### Try it
Throughout the records below, find each line holding "mins" and copy it.
§
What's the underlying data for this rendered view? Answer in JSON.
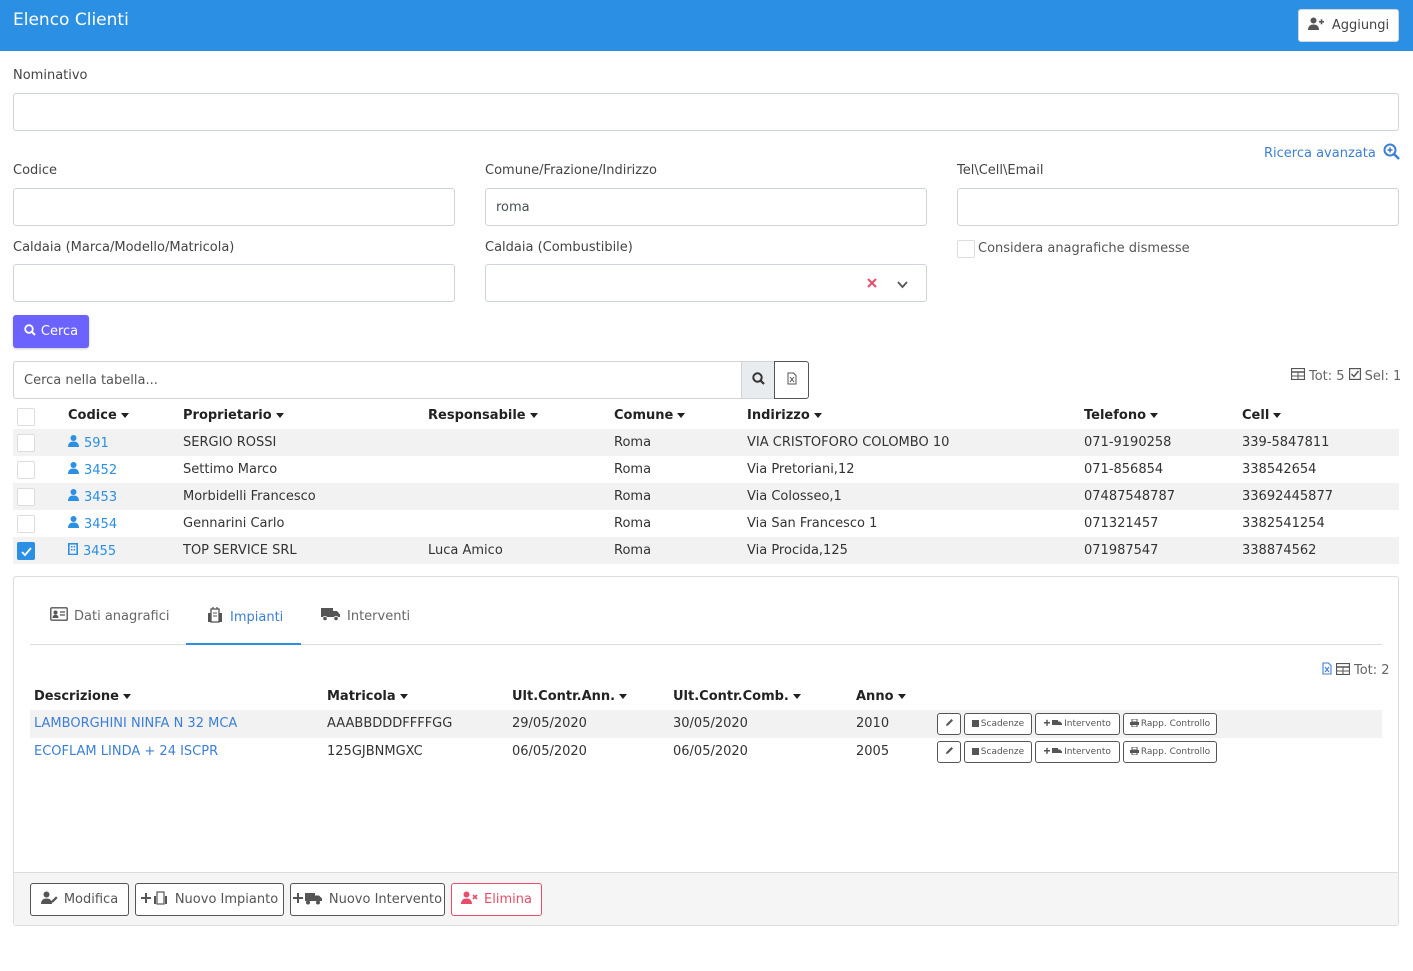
{
  "header": {
    "title": "Elenco Clienti",
    "add_label": "Aggiungi"
  },
  "filters": {
    "nominativo_label": "Nominativo",
    "nominativo_value": "",
    "advanced_search": "Ricerca avanzata",
    "codice_label": "Codice",
    "codice_value": "",
    "comune_label": "Comune/Frazione/Indirizzo",
    "comune_value": "roma",
    "tel_label": "Tel\\Cell\\Email",
    "tel_value": "",
    "caldaia_label": "Caldaia (Marca/Modello/Matricola)",
    "caldaia_value": "",
    "combustibile_label": "Caldaia (Combustibile)",
    "combustibile_value": "",
    "dismesse_label": "Considera anagrafiche dismesse",
    "dismesse_checked": false,
    "search_button": "Cerca"
  },
  "table": {
    "search_placeholder": "Cerca nella tabella...",
    "tot_label": "Tot: 5",
    "sel_label": "Sel: 1",
    "columns": [
      "Codice",
      "Proprietario",
      "Responsabile",
      "Comune",
      "Indirizzo",
      "Telefono",
      "Cell"
    ],
    "rows": [
      {
        "selected": false,
        "icon": "user-icon",
        "codice": "591",
        "proprietario": "SERGIO ROSSI",
        "responsabile": "",
        "comune": "Roma",
        "indirizzo": "VIA CRISTOFORO COLOMBO 10",
        "telefono": "071-9190258",
        "cell": "339-5847811"
      },
      {
        "selected": false,
        "icon": "user-icon",
        "codice": "3452",
        "proprietario": "Settimo Marco",
        "responsabile": "",
        "comune": "Roma",
        "indirizzo": "Via Pretoriani,12",
        "telefono": "071-856854",
        "cell": "338542654"
      },
      {
        "selected": false,
        "icon": "user-icon",
        "codice": "3453",
        "proprietario": "Morbidelli Francesco",
        "responsabile": "",
        "comune": "Roma",
        "indirizzo": "Via Colosseo,1",
        "telefono": "07487548787",
        "cell": "33692445877"
      },
      {
        "selected": false,
        "icon": "user-icon",
        "codice": "3454",
        "proprietario": "Gennarini Carlo",
        "responsabile": "",
        "comune": "Roma",
        "indirizzo": "Via San Francesco 1",
        "telefono": "071321457",
        "cell": "3382541254"
      },
      {
        "selected": true,
        "icon": "building-icon",
        "codice": "3455",
        "proprietario": "TOP SERVICE SRL",
        "responsabile": "Luca Amico",
        "comune": "Roma",
        "indirizzo": "Via Procida,125",
        "telefono": "071987547",
        "cell": "338874562"
      }
    ]
  },
  "detail": {
    "tabs": [
      "Dati anagrafici",
      "Impianti",
      "Interventi"
    ],
    "active_tab": "Impianti",
    "tot_label": "Tot: 2",
    "columns": [
      "Descrizione",
      "Matricola",
      "Ult.Contr.Ann.",
      "Ult.Contr.Comb.",
      "Anno"
    ],
    "rows": [
      {
        "descrizione": "LAMBORGHINI NINFA N 32 MCA",
        "matricola": "AAABBDDDFFFFGG",
        "ann": "29/05/2020",
        "comb": "30/05/2020",
        "anno": "2010"
      },
      {
        "descrizione": "ECOFLAM LINDA + 24 ISCPR",
        "matricola": "125GJBNMGXC",
        "ann": "06/05/2020",
        "comb": "06/05/2020",
        "anno": "2005"
      }
    ],
    "row_buttons": {
      "scadenze": "Scadenze",
      "intervento": "Intervento",
      "rapp": "Rapp. Controllo"
    },
    "footer": {
      "modifica": "Modifica",
      "nuovo_impianto": "Nuovo Impianto",
      "nuovo_intervento": "Nuovo Intervento",
      "elimina": "Elimina"
    }
  },
  "colors": {
    "header": "#2b8fe3",
    "cerca": "#6c63ff",
    "link": "#3d7fd6",
    "danger": "#e84e6a"
  }
}
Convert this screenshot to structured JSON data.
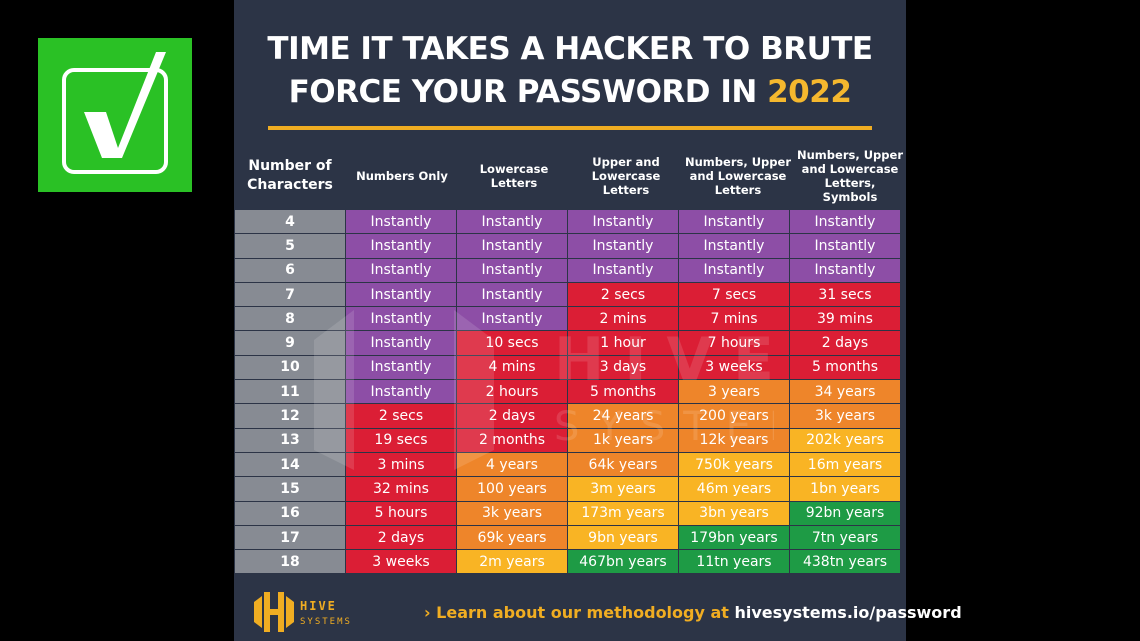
{
  "badge": {
    "icon": "checkmark-icon",
    "color": "#2ac125"
  },
  "header": {
    "title_line1": "TIME IT TAKES A HACKER TO BRUTE",
    "title_line2_prefix": "FORCE YOUR PASSWORD IN ",
    "title_year": "2022"
  },
  "colors": {
    "purple": "#8d4ea6",
    "red": "#db1e35",
    "orange": "#ee852a",
    "yellow": "#f9b424",
    "green": "#1e9b45",
    "gray": "#878b93",
    "background": "#2c3446",
    "accent": "#f0ad22"
  },
  "footer": {
    "logo_line1": "HIVE",
    "logo_line2": "SYSTEMS",
    "prefix": "› Learn about our methodology at ",
    "url": "hivesystems.io/password"
  },
  "chart_data": {
    "type": "table",
    "title": "TIME IT TAKES A HACKER TO BRUTE FORCE YOUR PASSWORD IN 2022",
    "row_header": "Number of Characters",
    "columns": [
      "Numbers Only",
      "Lowercase Letters",
      "Upper and Lowercase Letters",
      "Numbers, Upper and Lowercase Letters",
      "Numbers, Upper and Lowercase Letters, Symbols"
    ],
    "rows": [
      {
        "chars": "4",
        "values": [
          "Instantly",
          "Instantly",
          "Instantly",
          "Instantly",
          "Instantly"
        ],
        "colors": [
          "purple",
          "purple",
          "purple",
          "purple",
          "purple"
        ]
      },
      {
        "chars": "5",
        "values": [
          "Instantly",
          "Instantly",
          "Instantly",
          "Instantly",
          "Instantly"
        ],
        "colors": [
          "purple",
          "purple",
          "purple",
          "purple",
          "purple"
        ]
      },
      {
        "chars": "6",
        "values": [
          "Instantly",
          "Instantly",
          "Instantly",
          "Instantly",
          "Instantly"
        ],
        "colors": [
          "purple",
          "purple",
          "purple",
          "purple",
          "purple"
        ]
      },
      {
        "chars": "7",
        "values": [
          "Instantly",
          "Instantly",
          "2 secs",
          "7 secs",
          "31 secs"
        ],
        "colors": [
          "purple",
          "purple",
          "red",
          "red",
          "red"
        ]
      },
      {
        "chars": "8",
        "values": [
          "Instantly",
          "Instantly",
          "2 mins",
          "7 mins",
          "39 mins"
        ],
        "colors": [
          "purple",
          "purple",
          "red",
          "red",
          "red"
        ]
      },
      {
        "chars": "9",
        "values": [
          "Instantly",
          "10 secs",
          "1 hour",
          "7 hours",
          "2 days"
        ],
        "colors": [
          "purple",
          "red",
          "red",
          "red",
          "red"
        ]
      },
      {
        "chars": "10",
        "values": [
          "Instantly",
          "4 mins",
          "3 days",
          "3 weeks",
          "5 months"
        ],
        "colors": [
          "purple",
          "red",
          "red",
          "red",
          "red"
        ]
      },
      {
        "chars": "11",
        "values": [
          "Instantly",
          "2 hours",
          "5 months",
          "3 years",
          "34 years"
        ],
        "colors": [
          "purple",
          "red",
          "red",
          "orange",
          "orange"
        ]
      },
      {
        "chars": "12",
        "values": [
          "2 secs",
          "2 days",
          "24 years",
          "200 years",
          "3k years"
        ],
        "colors": [
          "red",
          "red",
          "orange",
          "orange",
          "orange"
        ]
      },
      {
        "chars": "13",
        "values": [
          "19 secs",
          "2 months",
          "1k years",
          "12k years",
          "202k years"
        ],
        "colors": [
          "red",
          "red",
          "orange",
          "orange",
          "yellow"
        ]
      },
      {
        "chars": "14",
        "values": [
          "3 mins",
          "4 years",
          "64k years",
          "750k years",
          "16m years"
        ],
        "colors": [
          "red",
          "orange",
          "orange",
          "yellow",
          "yellow"
        ]
      },
      {
        "chars": "15",
        "values": [
          "32 mins",
          "100 years",
          "3m years",
          "46m years",
          "1bn years"
        ],
        "colors": [
          "red",
          "orange",
          "yellow",
          "yellow",
          "yellow"
        ]
      },
      {
        "chars": "16",
        "values": [
          "5 hours",
          "3k years",
          "173m years",
          "3bn years",
          "92bn years"
        ],
        "colors": [
          "red",
          "orange",
          "yellow",
          "yellow",
          "green"
        ]
      },
      {
        "chars": "17",
        "values": [
          "2 days",
          "69k years",
          "9bn years",
          "179bn years",
          "7tn years"
        ],
        "colors": [
          "red",
          "orange",
          "yellow",
          "green",
          "green"
        ]
      },
      {
        "chars": "18",
        "values": [
          "3 weeks",
          "2m years",
          "467bn years",
          "11tn years",
          "438tn years"
        ],
        "colors": [
          "red",
          "yellow",
          "green",
          "green",
          "green"
        ]
      }
    ]
  }
}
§
### Answer to this problem
          "2 mins",
          "7 mins",
          "39 mins"
          "4 mins",
          "3 mins",
          "32 mins",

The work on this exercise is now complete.